According to my information the new Labour position is this:
• Labour pushes for a confirmatory referendum in any case
• For such a referendum, Labour will campaign for Remain
against no deal
and against the Tory-negotiated Withdrawal Agreement
• Even if Labour should get into government and if they should succeed in negotiating a different WA, they would still
put that to a referendum (and only in that purely hypothetical, practically mythical
case they reserve the option to campaign for their own unicorn WA instead of outright Remain
So for all practical (and even just halfway realistic) purposes, Labour has now decided to definitely
support a "second referendum" and as long as the Tories are in power also to campaign for Remain
Now that was a lengthy and difficult birth, and there are prettier babies, too...!
You'll upset Corbynista's by claiming their policies are ugly.
So basically Labour are now remain for as long as they are in opposition (because it's the opposite to what the Tories want to do), but will switch back to leave if they somehow get into power because they think that a Brexit on their own terms is better. I can't help but think this is a short-term, populist stance because of the support they've haemorraghed to the likes of the Lib Dems and the Greens who are clear for what they stand for on Brexit and because the trade unions are now telling Labour to align with their stance of second referendum and remain, as well as the likes of McDonnell and Watson constantly going public about the need to switch to second referendum and remain (McDonnell in particular because I don't think the Corbyn cult will go as far as attempting to deselect Corbyn's closest ally because he's dancing to a different tune on Brexit, plus Watson as Deputy Leader has his own mandate so can't be deposed easily).

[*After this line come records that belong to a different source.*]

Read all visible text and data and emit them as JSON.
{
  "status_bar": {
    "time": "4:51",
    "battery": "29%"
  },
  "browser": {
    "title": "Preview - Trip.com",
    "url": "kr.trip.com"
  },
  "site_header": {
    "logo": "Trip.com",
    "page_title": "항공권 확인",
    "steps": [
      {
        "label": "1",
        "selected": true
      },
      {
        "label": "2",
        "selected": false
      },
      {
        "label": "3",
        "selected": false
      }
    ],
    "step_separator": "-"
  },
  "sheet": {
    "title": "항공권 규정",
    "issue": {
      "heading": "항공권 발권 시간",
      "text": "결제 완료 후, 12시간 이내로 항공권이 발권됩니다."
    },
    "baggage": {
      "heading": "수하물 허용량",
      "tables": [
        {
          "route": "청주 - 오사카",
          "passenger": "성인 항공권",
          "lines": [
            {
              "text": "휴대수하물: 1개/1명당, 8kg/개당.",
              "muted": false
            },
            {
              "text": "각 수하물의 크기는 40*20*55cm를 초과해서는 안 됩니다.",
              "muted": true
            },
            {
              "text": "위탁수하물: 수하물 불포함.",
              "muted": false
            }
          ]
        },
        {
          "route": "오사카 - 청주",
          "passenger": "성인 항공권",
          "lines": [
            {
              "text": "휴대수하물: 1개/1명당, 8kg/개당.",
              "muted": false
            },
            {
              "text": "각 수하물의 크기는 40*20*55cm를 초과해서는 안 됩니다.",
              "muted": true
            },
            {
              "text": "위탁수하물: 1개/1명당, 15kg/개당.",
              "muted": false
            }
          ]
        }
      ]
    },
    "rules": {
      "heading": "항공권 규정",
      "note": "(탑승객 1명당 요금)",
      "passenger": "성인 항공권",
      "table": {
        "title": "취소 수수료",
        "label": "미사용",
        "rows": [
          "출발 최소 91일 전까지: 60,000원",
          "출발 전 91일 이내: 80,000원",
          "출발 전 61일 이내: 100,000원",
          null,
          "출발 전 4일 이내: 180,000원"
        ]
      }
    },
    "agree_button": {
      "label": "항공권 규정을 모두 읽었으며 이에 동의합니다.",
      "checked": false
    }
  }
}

As a remainer, it's not making me any more likely to want to support them. It's also why they're not fit for power anytime soon because they don't have a credible plan for the single biggest issue of the day if they got in to power. Simply stating what they will do for as long as the Tories are in power won't cut it and I doubt it will lead to voters flocking back to them in their droves, particularly remainers who voted Lib Dem or Greens or even SNP if in Scotland.
Actually labour doesn't have red lines and wants a custom union and close alignment with the single market. The EU would definitely be open to that. The only problem is that it's basically the same thing as remaining, and any amount of negotiation would make that clear.
It could be described as "BRINO" (Brexit in Name Only). Is being in a customs union compatible with EEA membership (as that would probably be the option offered if no Schengen like with EFTA)? It would also still involve having to pay in but not getting as much out as we do now as full members.